Meanwhile, as far as I’m concerned, any credibility Ms. Dvorak or her allied bloggers may have had is gone. Until they can provide credible, independent sources willing to go on the record with some sort of physical evidence -video, police radio recordings, whatever- I can only regard them as nothing more than people in desperate need of attention.

RELATED: Two earlier posts about the Laredo invasion fantasy.


No confidence

August 12, 2010

It can’t be a good sign when the union representing 7,000 Immigration and Customs Enforcement agents unanimously passes a no-confidence motion against ICE management:

The union that represents rank-and-file field agents at U.S. Immigration and Customs Enforcement has unanimously passed a “vote of no confidence” for the agency’s leadership, saying ICE has “abandoned” its core mission of protecting the public to support a political agenda favoring amnesty.

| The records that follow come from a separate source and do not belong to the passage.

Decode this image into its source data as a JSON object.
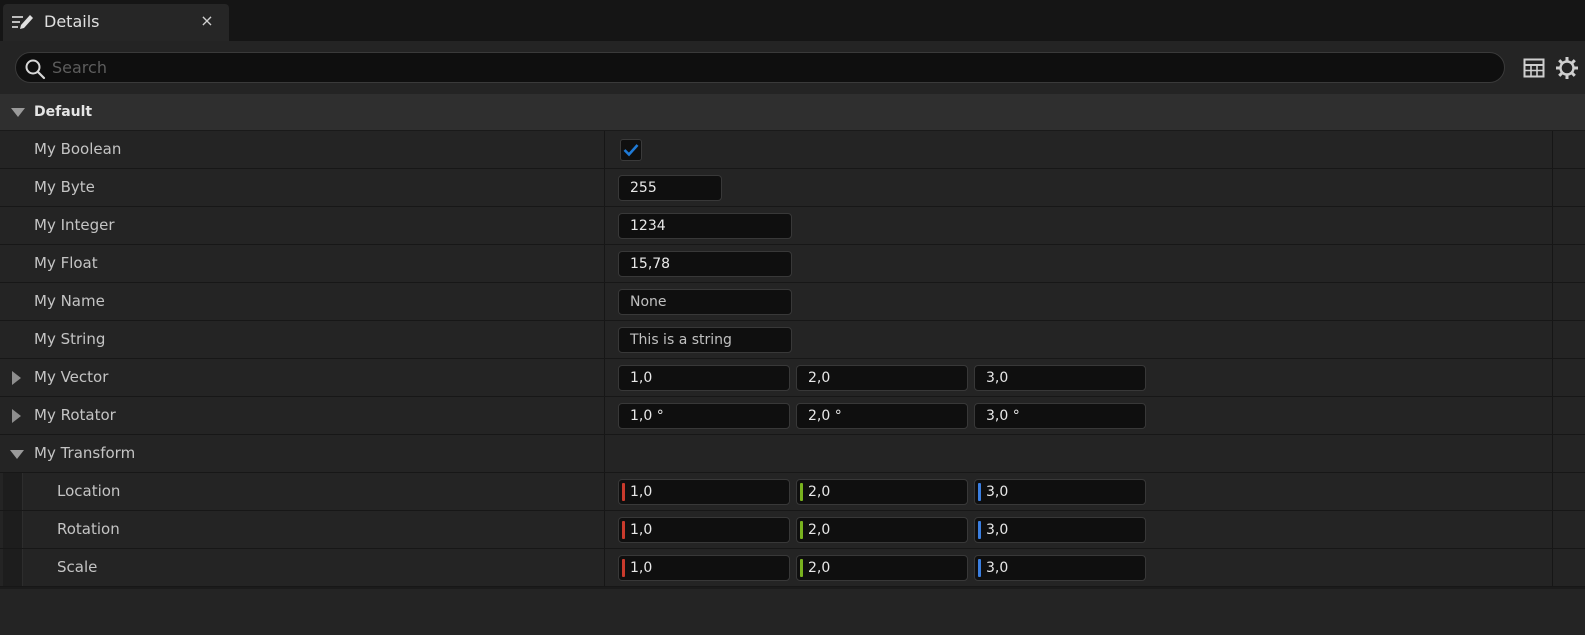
{
  "tab": {
    "title": "Details",
    "close": "×"
  },
  "search": {
    "placeholder": "Search",
    "value": ""
  },
  "category": {
    "label": "Default"
  },
  "colors": {
    "axis_x": "#c93a2c",
    "axis_y": "#78b21e",
    "axis_z": "#3a7ee0",
    "check": "#1f7ad6"
  },
  "properties": {
    "boolean": {
      "label": "My Boolean",
      "checked": true
    },
    "byte": {
      "label": "My Byte",
      "value": "255"
    },
    "integer": {
      "label": "My Integer",
      "value": "1234"
    },
    "float": {
      "label": "My Float",
      "value": "15,78"
    },
    "name": {
      "label": "My Name",
      "value": "None"
    },
    "string": {
      "label": "My String",
      "value": "This is a string"
    },
    "vector": {
      "label": "My Vector",
      "x": "1,0",
      "y": "2,0",
      "z": "3,0"
    },
    "rotator": {
      "label": "My Rotator",
      "x": "1,0 °",
      "y": "2,0 °",
      "z": "3,0 °"
    },
    "transform": {
      "label": "My Transform",
      "location": {
        "label": "Location",
        "x": "1,0",
        "y": "2,0",
        "z": "3,0"
      },
      "rotation": {
        "label": "Rotation",
        "x": "1,0",
        "y": "2,0",
        "z": "3,0"
      },
      "scale": {
        "label": "Scale",
        "x": "1,0",
        "y": "2,0",
        "z": "3,0"
      }
    }
  }
}
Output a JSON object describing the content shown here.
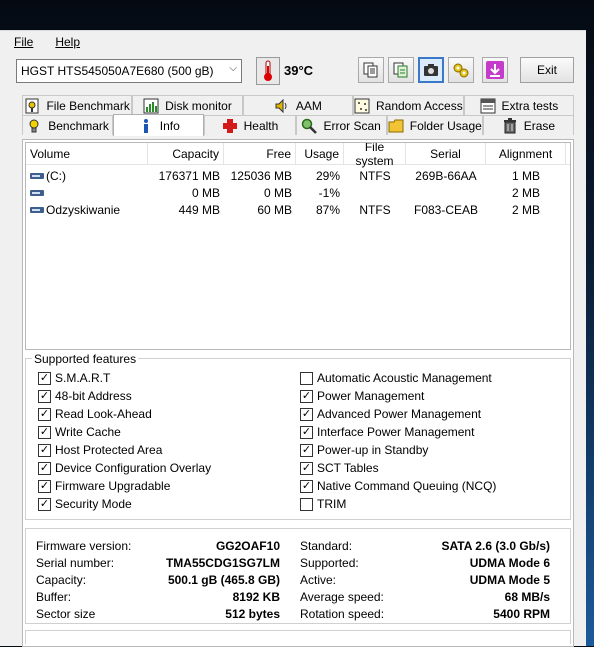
{
  "menu": {
    "file": "File",
    "help": "Help"
  },
  "toolbar": {
    "drive": "HGST HTS545050A7E680 (500 gB)",
    "temperature": "39°C",
    "exit_label": "Exit",
    "buttons": [
      "copy-text-icon",
      "copy-to-clipboard-icon",
      "camera-icon",
      "settings-icon",
      "download-arrow-icon"
    ]
  },
  "tabs_top": [
    {
      "label": "File Benchmark",
      "icon": "file-benchmark-icon"
    },
    {
      "label": "Disk monitor",
      "icon": "disk-monitor-icon"
    },
    {
      "label": "AAM",
      "icon": "speaker-icon"
    },
    {
      "label": "Random Access",
      "icon": "random-access-icon"
    },
    {
      "label": "Extra tests",
      "icon": "extra-tests-icon"
    }
  ],
  "tabs_bottom": [
    {
      "label": "Benchmark",
      "icon": "benchmark-icon"
    },
    {
      "label": "Info",
      "icon": "info-icon",
      "selected": true
    },
    {
      "label": "Health",
      "icon": "health-cross-icon"
    },
    {
      "label": "Error Scan",
      "icon": "magnifier-icon"
    },
    {
      "label": "Folder Usage",
      "icon": "folder-icon"
    },
    {
      "label": "Erase",
      "icon": "trash-icon"
    }
  ],
  "volumes": {
    "headers": [
      "Volume",
      "Capacity",
      "Free",
      "Usage",
      "File system",
      "Serial",
      "Alignment"
    ],
    "rows": [
      {
        "volume": "(C:)",
        "capacity": "176371 MB",
        "free": "125036 MB",
        "usage": "29%",
        "fs": "NTFS",
        "serial": "269B-66AA",
        "alignment": "1 MB"
      },
      {
        "volume": "",
        "capacity": "0 MB",
        "free": "0 MB",
        "usage": "-1%",
        "fs": "",
        "serial": "",
        "alignment": "2 MB"
      },
      {
        "volume": "Odzyskiwanie",
        "capacity": "449 MB",
        "free": "60 MB",
        "usage": "87%",
        "fs": "NTFS",
        "serial": "F083-CEAB",
        "alignment": "2 MB"
      }
    ]
  },
  "features": {
    "title": "Supported features",
    "left": [
      {
        "label": "S.M.A.R.T",
        "checked": true
      },
      {
        "label": "48-bit Address",
        "checked": true
      },
      {
        "label": "Read Look-Ahead",
        "checked": true
      },
      {
        "label": "Write Cache",
        "checked": true
      },
      {
        "label": "Host Protected Area",
        "checked": true
      },
      {
        "label": "Device Configuration Overlay",
        "checked": true
      },
      {
        "label": "Firmware Upgradable",
        "checked": true
      },
      {
        "label": "Security Mode",
        "checked": true
      }
    ],
    "right": [
      {
        "label": "Automatic Acoustic Management",
        "checked": false
      },
      {
        "label": "Power Management",
        "checked": true
      },
      {
        "label": "Advanced Power Management",
        "checked": true
      },
      {
        "label": "Interface Power Management",
        "checked": true
      },
      {
        "label": "Power-up in Standby",
        "checked": true
      },
      {
        "label": "SCT Tables",
        "checked": true
      },
      {
        "label": "Native Command Queuing (NCQ)",
        "checked": true
      },
      {
        "label": "TRIM",
        "checked": false
      }
    ]
  },
  "info": {
    "left": [
      {
        "label": "Firmware version:",
        "value": "GG2OAF10"
      },
      {
        "label": "Serial number:",
        "value": "TMA55CDG1SG7LM"
      },
      {
        "label": "Capacity:",
        "value": "500.1 gB (465.8 GB)"
      },
      {
        "label": "Buffer:",
        "value": "8192 KB"
      },
      {
        "label": "Sector size",
        "value": "512 bytes"
      }
    ],
    "right": [
      {
        "label": "Standard:",
        "value": "SATA 2.6 (3.0 Gb/s)"
      },
      {
        "label": "Supported:",
        "value": "UDMA Mode 6"
      },
      {
        "label": "Active:",
        "value": "UDMA Mode 5"
      },
      {
        "label": "Average speed:",
        "value": "68 MB/s"
      },
      {
        "label": "Rotation speed:",
        "value": "5400 RPM"
      }
    ]
  }
}
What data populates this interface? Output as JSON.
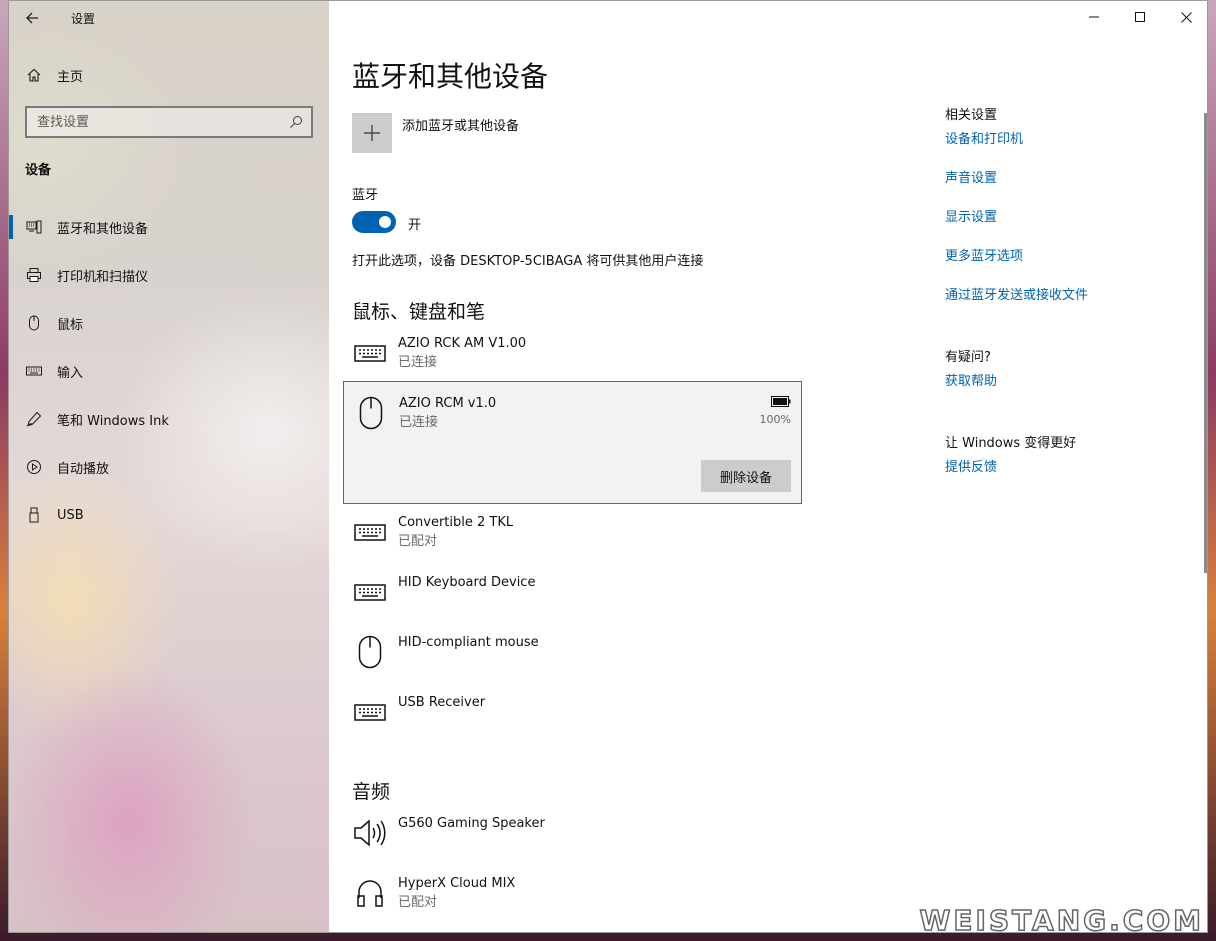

The National Immigration and Customs Enforcement Council of the American Federation of Government Employees, which represents 7,000 ICE agents and employees, voted 259-0 for a resolution saying there was “growing dissatisfaction and concern” over the leadership of Assistant Secretary John Morton, who heads ICE, and Phyllis Coven, assistant director for the agency’s office of detention policy and planning.

The resolution said ICE leadership had “abandoned the agency’s core mission of enforcing U.S. immigration laws and providing for public safety,” instead directing its attention “to campaigning for programs and policies related to amnesty and the creation of a special detention system for foreign nationals that exceeds the care and services provided to most U.S. citizens similarly incarcerated.

“It is the desire of our union … to publicly separate ourselves from the actions of Director Morton and Assistant Director Coven and publicly state that ICE officers and employees do not support Morton or Coven or their misguided and reckless initiatives, which could ultimately put many in America at risk,” the union said.

Be sure to read the whole thing, and check out Power Line for good analysis. Meanwhile I’ll leave you with this: the Executive Branch, starting at the top with the President, is charged with seeing that the laws of the United States are faithfully executed. What does it say when the rank and file of a law-enforcement agency accuse the Executive of not just failing at that duty, but positively refusing to do it?

And no, before anyone asks, I’m not indulging in an impeachment fantasy. It’s a stupid idea for many, many reasons. (For starters, “President Biden??”) But clearly the ICE management targeted by this resolution are following Obama administration policy preferences: they do not want illegal immigration controlled and they do want some sort of amnesty, whether granted by Congress or through (illegal?) administrative fiat. Cynics would say that’s because they assume illegals put on a path to citizenship would be likely future Democratic voters. That’s not impossible, as this is the most politically cynical administration I’ve experienced since Nixon’s.

But the way to stop them is not through self-indulgent cries for impeachment. Instead, we have to take Congress away from the (Social) Democrats. At least the House, and preferably the Senate, too. Then, with the power of the purse and the brakes applied by a divided government, we can throw light on the derelictions of this administration and lay the groundwork for electing a Chief Executive who will see that the laws are faithfully executed, rather than a President who thinks he’s still 12-years old.

(Crossposted at Sister Toldjah)


George W. Bush is a good man

August 12, 2010

Some soldiers returning from overseas got a special surprise today: former President Bush was there with his wife Laura to welcome them home. Here’s one photo:

(Click for a larger image)

I think it’s safe to say this soldier was surprised at the welcome.

Say what you like about Dubya’s policies while in office, or make fun of his malapropisms, but only a churl could deny that he is a class act and that he truly cares about the men and women he lead.

You can see the rest at the Facebook page of the DFW USO page.